Got this today; might be of interest to the participants
in the MP3 debate
My professor at Wharton just published a research paper, quantifying the effects of digital downloads on the sales of CDs - on the topic of the industry debate as to whether illegal downloads are destroying CD sales or whether there is a promotional side benefit from it.
He asked the question: “Would the people who are downloading music buy the music had they not downloaded it?”
In the study, he performed a lot of statistical modeling to determine the relationships and correlations between sales and downloads, using data from tracking peer to peer downloads and weekly CD sales figures.
Some of the results seem quite surprising, while others are expected. According to the study:
1) The top albums (over 600,000 copies, top 25%) were helped by the downloading, those with lower than 36,000 copies had a negative effect.
2) Most people download individual songs, not entire albums. About 90% of the songs on most popular albums are downloaded less than 11 times, and there is a high download concentration toward hits.
3) Music industry marketing still greatly influences people’s habits, both from a sales and downloading aspect.
His press release (.doc) and the full paper (.pdf) are attached.
Some interesting stuff there, especially #1, which would seem to contradict what a lot of us had hoped about downloading, i.e. that it would give little albums a boost.
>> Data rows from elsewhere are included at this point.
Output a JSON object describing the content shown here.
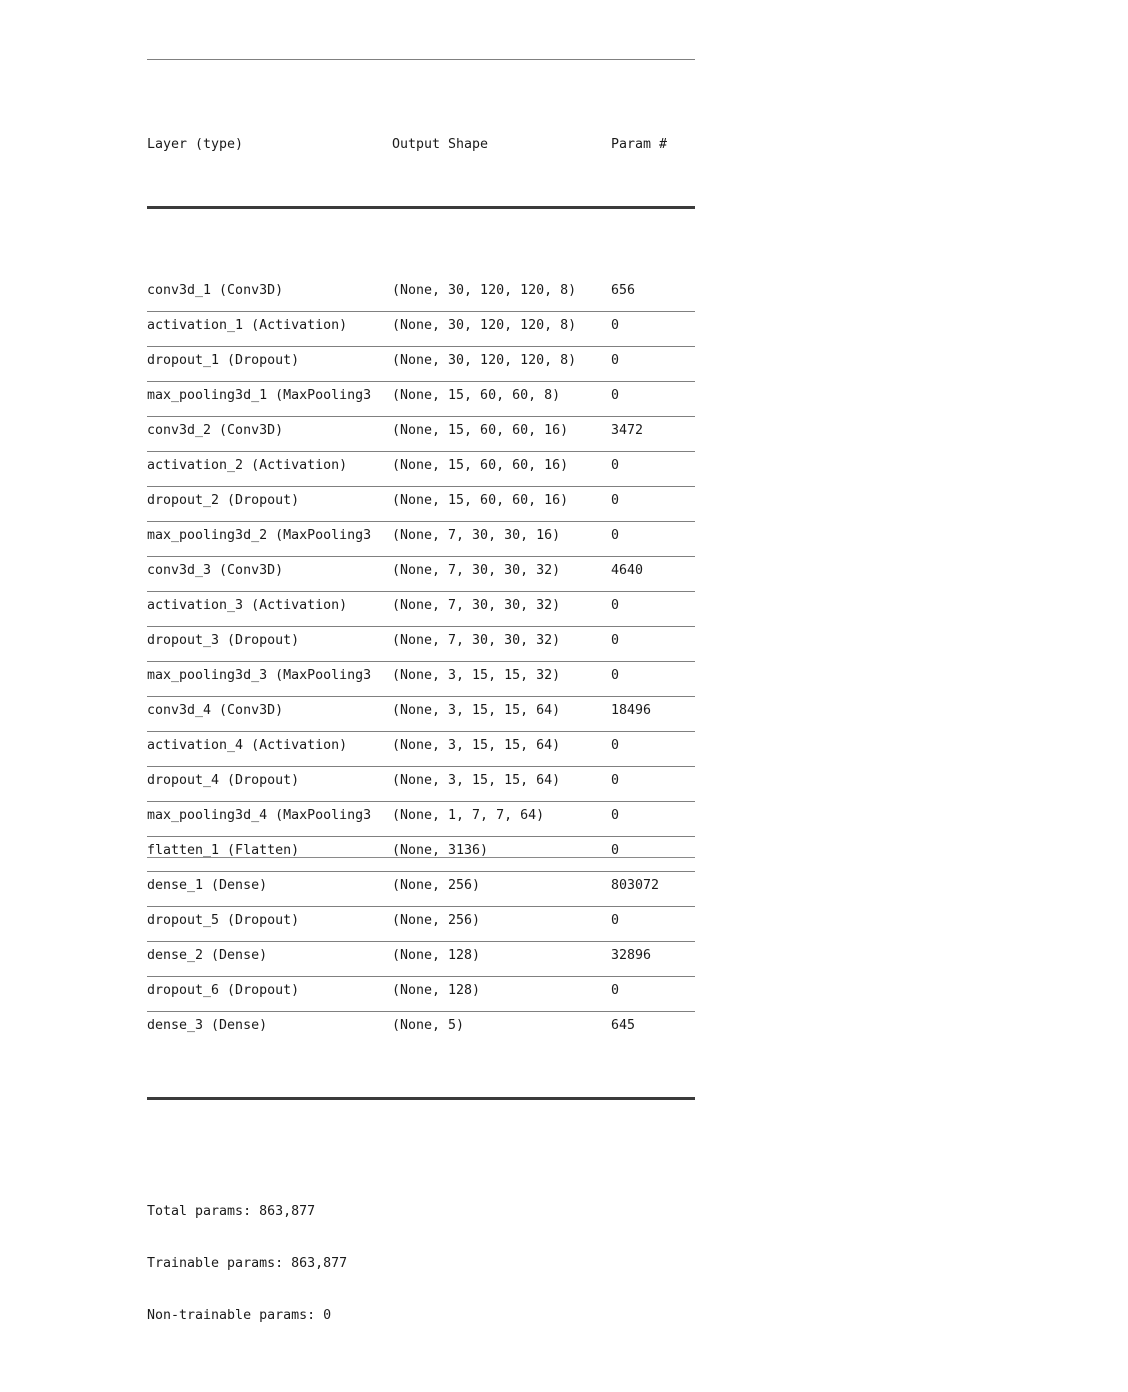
{
  "summary": {
    "columns": {
      "layer": "Layer (type)",
      "output_shape": "Output Shape",
      "param": "Param #"
    },
    "separator_double": "=================================================================",
    "separator_thin": "_________________________________________________________________",
    "rows": [
      {
        "layer": "conv3d_1 (Conv3D)",
        "shape": "(None, 30, 120, 120, 8)",
        "param": "656"
      },
      {
        "layer": "activation_1 (Activation)",
        "shape": "(None, 30, 120, 120, 8)",
        "param": "0"
      },
      {
        "layer": "dropout_1 (Dropout)",
        "shape": "(None, 30, 120, 120, 8)",
        "param": "0"
      },
      {
        "layer": "max_pooling3d_1 (MaxPooling3",
        "shape": "(None, 15, 60, 60, 8)",
        "param": "0"
      },
      {
        "layer": "conv3d_2 (Conv3D)",
        "shape": "(None, 15, 60, 60, 16)",
        "param": "3472"
      },
      {
        "layer": "activation_2 (Activation)",
        "shape": "(None, 15, 60, 60, 16)",
        "param": "0"
      },
      {
        "layer": "dropout_2 (Dropout)",
        "shape": "(None, 15, 60, 60, 16)",
        "param": "0"
      },
      {
        "layer": "max_pooling3d_2 (MaxPooling3",
        "shape": "(None, 7, 30, 30, 16)",
        "param": "0"
      },
      {
        "layer": "conv3d_3 (Conv3D)",
        "shape": "(None, 7, 30, 30, 32)",
        "param": "4640"
      },
      {
        "layer": "activation_3 (Activation)",
        "shape": "(None, 7, 30, 30, 32)",
        "param": "0"
      },
      {
        "layer": "dropout_3 (Dropout)",
        "shape": "(None, 7, 30, 30, 32)",
        "param": "0"
      },
      {
        "layer": "max_pooling3d_3 (MaxPooling3",
        "shape": "(None, 3, 15, 15, 32)",
        "param": "0"
      },
      {
        "layer": "conv3d_4 (Conv3D)",
        "shape": "(None, 3, 15, 15, 64)",
        "param": "18496"
      },
      {
        "layer": "activation_4 (Activation)",
        "shape": "(None, 3, 15, 15, 64)",
        "param": "0"
      },
      {
        "layer": "dropout_4 (Dropout)",
        "shape": "(None, 3, 15, 15, 64)",
        "param": "0"
      },
      {
        "layer": "max_pooling3d_4 (MaxPooling3",
        "shape": "(None, 1, 7, 7, 64)",
        "param": "0"
      },
      {
        "layer": "flatten_1 (Flatten)",
        "shape": "(None, 3136)",
        "param": "0"
      },
      {
        "layer": "dense_1 (Dense)",
        "shape": "(None, 256)",
        "param": "803072"
      },
      {
        "layer": "dropout_5 (Dropout)",
        "shape": "(None, 256)",
        "param": "0"
      },
      {
        "layer": "dense_2 (Dense)",
        "shape": "(None, 128)",
        "param": "32896"
      },
      {
        "layer": "dropout_6 (Dropout)",
        "shape": "(None, 128)",
        "param": "0"
      },
      {
        "layer": "dense_3 (Dense)",
        "shape": "(None, 5)",
        "param": "645"
      }
    ],
    "totals": {
      "total_params": "Total params: 863,877",
      "trainable_params": "Trainable params: 863,877",
      "non_trainable_params": "Non-trainable params: 0"
    }
  }
}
And, of course, #2 will worry Tom Ellard. But someone smarter than me will have to check the methods and the data.